Sketch: [tex]|z| = \arg(z)[/tex]

So I thought that the obvious way to explain it to them would be to say: "that as the magnitude of z increases (ie. distance from the origin) the greater the angle becomes, thus producing a spiral" and I can draw it on the whiteboard.

Upon attempting the Cartesian equation, I got a bit stuck:

[tex]|z| = \arg(z)[/tex]

[tex]\sqrt{x^2 + y^2} = \tan^{-1}(\frac{y}{x})[/tex]

[tex]\tan{(\sqrt{x^2 + y^2)}}=\frac{y}{x}[/tex]

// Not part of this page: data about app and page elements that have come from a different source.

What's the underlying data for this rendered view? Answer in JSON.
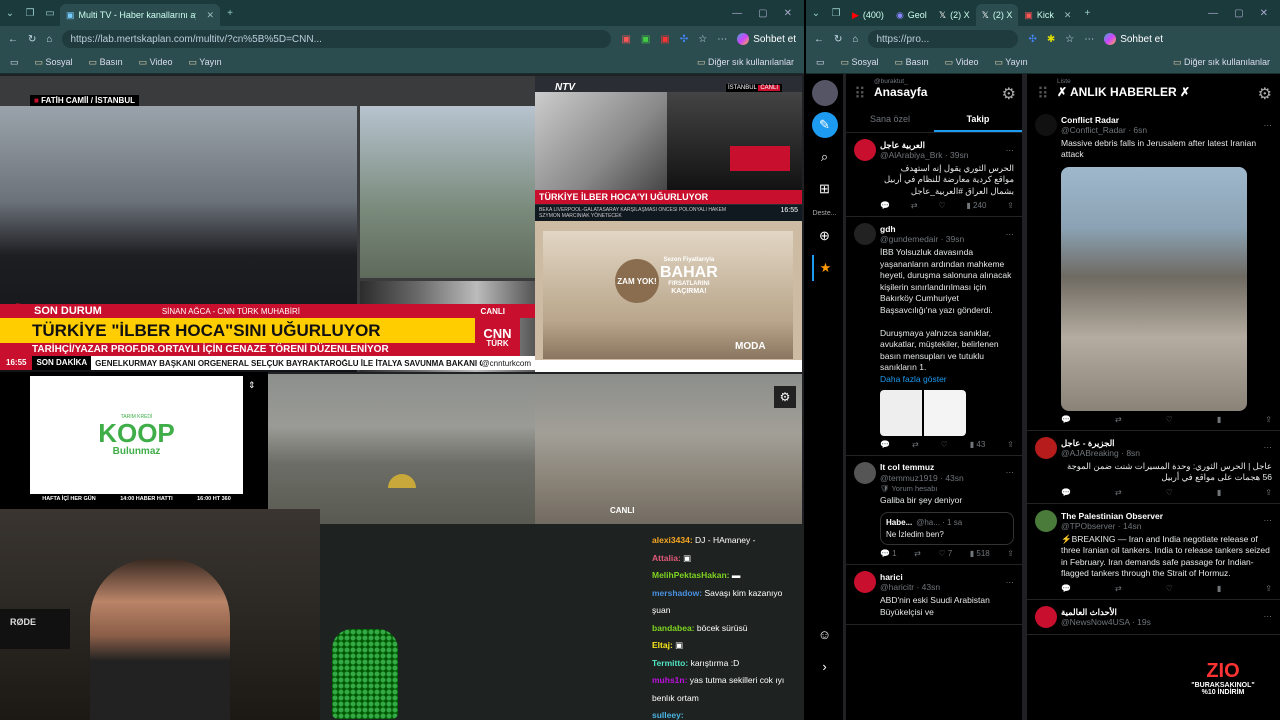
{
  "left_window": {
    "tabs": [
      {
        "label": "Multi TV - Haber kanallarını aynı a",
        "active": true
      }
    ],
    "url": "https://lab.mertskaplan.com/multitv/?cn%5B%5D=CNN...",
    "copilot_label": "Sohbet et",
    "bookmarks": [
      "Sosyal",
      "Basın",
      "Video",
      "Yayın"
    ],
    "bookmarks_other": "Diğer sık kullanılanlar"
  },
  "right_window": {
    "tabs": [
      {
        "label": "(400)"
      },
      {
        "label": "Geol"
      },
      {
        "label": "(2) X"
      },
      {
        "label": "(2) X",
        "active": true
      },
      {
        "label": "Kick"
      }
    ],
    "url": "https://pro...",
    "copilot_label": "Sohbet et",
    "bookmarks": [
      "Sosyal",
      "Basın",
      "Video",
      "Yayın"
    ],
    "bookmarks_other": "Diğer sık kullanılanlar"
  },
  "tv": {
    "cnn": {
      "location": "FATİH CAMİİ / İSTANBUL",
      "son_durum": "SON DURUM",
      "reporter": "SİNAN AĞCA - CNN TÜRK MUHABİRİ",
      "live": "CANLI",
      "headline": "TÜRKİYE \"İLBER HOCA\"SINI UĞURLUYOR",
      "subheadline": "TARİHÇİ/YAZAR PROF.DR.ORTAYLI İÇİN CENAZE TÖRENİ DÜZENLENİYOR",
      "time": "16:55",
      "son_dakika": "SON DAKİKA",
      "ticker": "GENELKURMAY BAŞKANI ORGENERAL SELÇUK BAYRAKTAROĞLU İLE İTALYA SAVUNMA BAKANI GU",
      "handle": "@cnnturkcom",
      "logo_top": "CNN",
      "logo_bottom": "TÜRK"
    },
    "ntv": {
      "logo": "NTV",
      "corner_location": "İSTANBUL",
      "corner_live": "CANLI",
      "headline": "TÜRKİYE İLBER HOCA'YI UĞURLUYOR",
      "ticker": "BEKA LIVERPOOL-GALATASARAY KARŞILAŞMASI ÖNCESİ POLONYALI HAKEM SZYMON MARCINIAK YÖNETECEK",
      "time": "16:55"
    },
    "ad": {
      "badge": "ZAM YOK!",
      "sub": "Sezon Fiyatlarıyla",
      "title": "BAHAR",
      "line1": "FIRSATLARINI",
      "line2": "KAÇIRMA!",
      "brand": "MODA"
    },
    "koop": {
      "tag": "TARIM KREDİ",
      "name": "KOOP",
      "sub": "Bulunmaz",
      "footer": [
        "HAFTA İÇİ HER GÜN",
        "14:00 HABER HATTI",
        "16:00 HT 360"
      ]
    },
    "city_live": "CANLI",
    "rode": "RØDE"
  },
  "chat": [
    {
      "user": "alexi3434:",
      "msg": "DJ - HAmaney -",
      "color": "#f5a623"
    },
    {
      "user": "Attalia:",
      "msg": "▣",
      "color": "#e05a7a"
    },
    {
      "user": "MelihPektasHakan:",
      "msg": "▬",
      "color": "#7ed321"
    },
    {
      "user": "mershadow:",
      "msg": "Savaşı kim kazanıyo şuan",
      "color": "#4a90e2"
    },
    {
      "user": "bandabea:",
      "msg": "böcek sürüsü",
      "color": "#7ed321"
    },
    {
      "user": "Eltaj:",
      "msg": "▣",
      "color": "#f8e71c"
    },
    {
      "user": "Termitto:",
      "msg": "karıştırma :D",
      "color": "#50e3c2"
    },
    {
      "user": "muhs1n:",
      "msg": "yas tutma sekilleri cok ıyı benlık ortam",
      "color": "#bd10e0"
    },
    {
      "user": "sulleey:",
      "msg": "",
      "color": "#4ab3e2"
    }
  ],
  "twitter": {
    "home_user": "@buraktut_",
    "home_title": "Anasayfa",
    "tab_foryou": "Sana özel",
    "tab_following": "Takip",
    "list_label": "Liste",
    "list_title": "✗ ANLIK HABERLER ✗",
    "rail_label": "Deste...",
    "home_tweets": [
      {
        "name": "العربية عاجل",
        "handle": "@AlArabiya_Brk · 39sn",
        "text": "الحرس الثوري يقول إنه استهدف مواقع كردية معارضة للنظام في أربيل بشمال العراق #العربية_عاجل",
        "rtl": true,
        "replies": "",
        "reposts": "",
        "likes": "",
        "views": "240",
        "avatar": "#c8102e"
      },
      {
        "name": "gdh",
        "handle": "@gundemedair · 39sn",
        "text": "İBB Yolsuzluk davasında yaşananların ardından mahkeme heyeti, duruşma salonuna alınacak kişilerin sınırlandırılması için Bakırköy Cumhuriyet Başsavcılığı'na yazı gönderdi.\n\nDuruşmaya yalnızca sanıklar, avukatlar, müştekiler, belirlenen basın mensupları ve tutuklu sanıkların 1.",
        "show_more": "Daha fazla göster",
        "rtl": false,
        "replies": "",
        "reposts": "",
        "likes": "",
        "views": "43",
        "avatar": "#222"
      },
      {
        "name": "It col temmuz",
        "handle": "@temmuz1919 · 43sn",
        "reply_note": "Yorum hesabı",
        "text": "Galiba bir şey deniyor",
        "quote_name": "Habe...",
        "quote_handle": "@ha... · 1 sa",
        "quote_text": "Ne İzledim ben?",
        "rtl": false,
        "replies": "1",
        "reposts": "",
        "likes": "7",
        "views": "518",
        "avatar": "#555"
      },
      {
        "name": "harici",
        "handle": "@haricitr · 43sn",
        "text": "ABD'nin eski Suudi Arabistan Büyükelçisi ve",
        "rtl": false,
        "avatar": "#c8102e"
      }
    ],
    "list_tweets": [
      {
        "name": "Conflict Radar",
        "handle": "@Conflict_Radar · 6sn",
        "text": "Massive debris falls in Jerusalem after latest Iranian attack",
        "avatar": "#111"
      },
      {
        "name": "الجزيرة - عاجل",
        "handle": "@AJABreaking · 8sn",
        "text": "عاجل | الحرس الثوري: وحدة المسيرات شنت ضمن الموجة 56 هجمات على مواقع في أربيل",
        "rtl": true,
        "avatar": "#b71c1c"
      },
      {
        "name": "The Palestinian Observer",
        "handle": "@TPObserver · 14sn",
        "text": "⚡BREAKING — Iran and India negotiate release of three Iranian oil tankers. India to release tankers seized in February. Iran demands safe passage for Indian-flagged tankers through the Strait of Hormuz.",
        "avatar": "#4a7b3a"
      },
      {
        "name": "الأحداث العالمية",
        "handle": "@NewsNow4USA · 19s",
        "text": "",
        "avatar": "#c8102e"
      }
    ],
    "promo_brand": "ZIO",
    "promo_code": "\"BURAKSAKINOL\"",
    "promo_off": "%10 İNDİRİM"
  },
  "colors": {
    "accent": "#1d9bf0",
    "cnn_red": "#c8102e",
    "cnn_yellow": "#ffcd00",
    "koop_green": "#3fae49"
  }
}
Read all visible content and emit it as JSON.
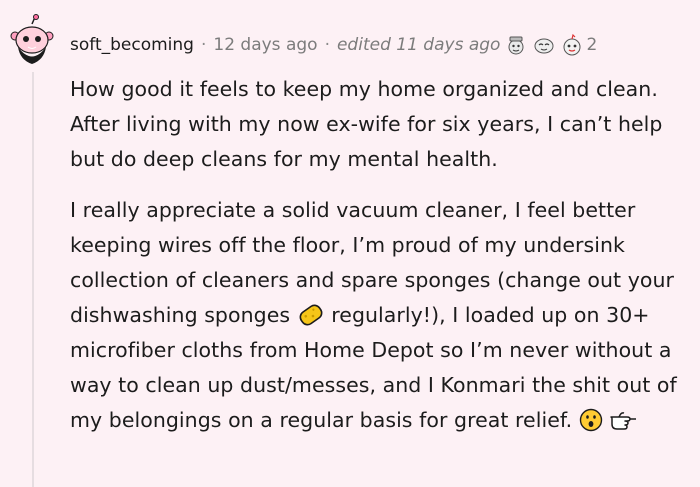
{
  "comment": {
    "username": "soft_becoming",
    "separator": "·",
    "posted_ago": "12 days ago",
    "edited_text": "edited 11 days ago",
    "award_count": "2",
    "paragraph1": "How good it feels to keep my home organized and clean. After living with my now ex-wife for six years, I can’t help but do deep cleans for my mental health.",
    "paragraph2_part1": "I really appreciate a solid vacuum cleaner, I feel better keeping wires off the floor, I’m proud of my undersink collection of cleaners and spare sponges (change out your dishwashing sponges",
    "paragraph2_part2": "regularly!), I loaded up on 30+ microfiber cloths from Home Depot so I’m never without a way to clean up dust/messes, and I Konmari the shit out of my belongings on a regular basis for great relief.",
    "icons": [
      "reddit-avatar-icon",
      "award-icon-1",
      "award-icon-2",
      "award-icon-3",
      "sponge-emoji-icon",
      "surprised-emoji-icon",
      "pointing-hand-emoji-icon"
    ]
  },
  "colors": {
    "background": "#fdf1f5",
    "text": "#1c1c1c",
    "meta": "#7c7c7c",
    "thread_line": "#e6dde1",
    "sponge": "#f5c518",
    "emoji_face": "#ffcc33"
  }
}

[tex]y=x\tan{({\sqrt{x^2 + y^2}})}[/tex]

And that is where I get stuck unfortunately. Any thoughts/solutions on how to proceed in finding a Cartesian and/or parametric equations?

(sorry if this doesn't make sense, I haven't done any maths since year 12 haha as I study med atm :/ I miss maths!)

Thanks :)

Sketch: [tex]|z| = \arg(z)[/tex]

So I thought that the obvious way to explain it to them would be to say: "that as the magnitude of z increases (ie. distance from the origin) the greater the angle becomes, thus producing a spiral" and I can draw it on the whiteboard.

Upon attempting the Cartesian equation, I got a bit stuck:

[tex]|z| = \arg(z)[/tex]

[tex]\sqrt{x^2 + y^2} = \tan^{-1}(\frac{y}{x})[/tex]

[tex]\tan{(\sqrt{x^2 + y^2)}}=\frac{y}{x}[/tex]

[tex]y=x\tan{({\sqrt{x^2 + y^2}})}[/tex]

And that is where I get stuck unfortunately. Any thoughts/solutions on how to proceed in finding a Cartesian and/or parametric equations?

(sorry if this doesn't make sense, I haven't done any maths since year 12 haha as I study med atm :/ I miss maths!)

Thanks :)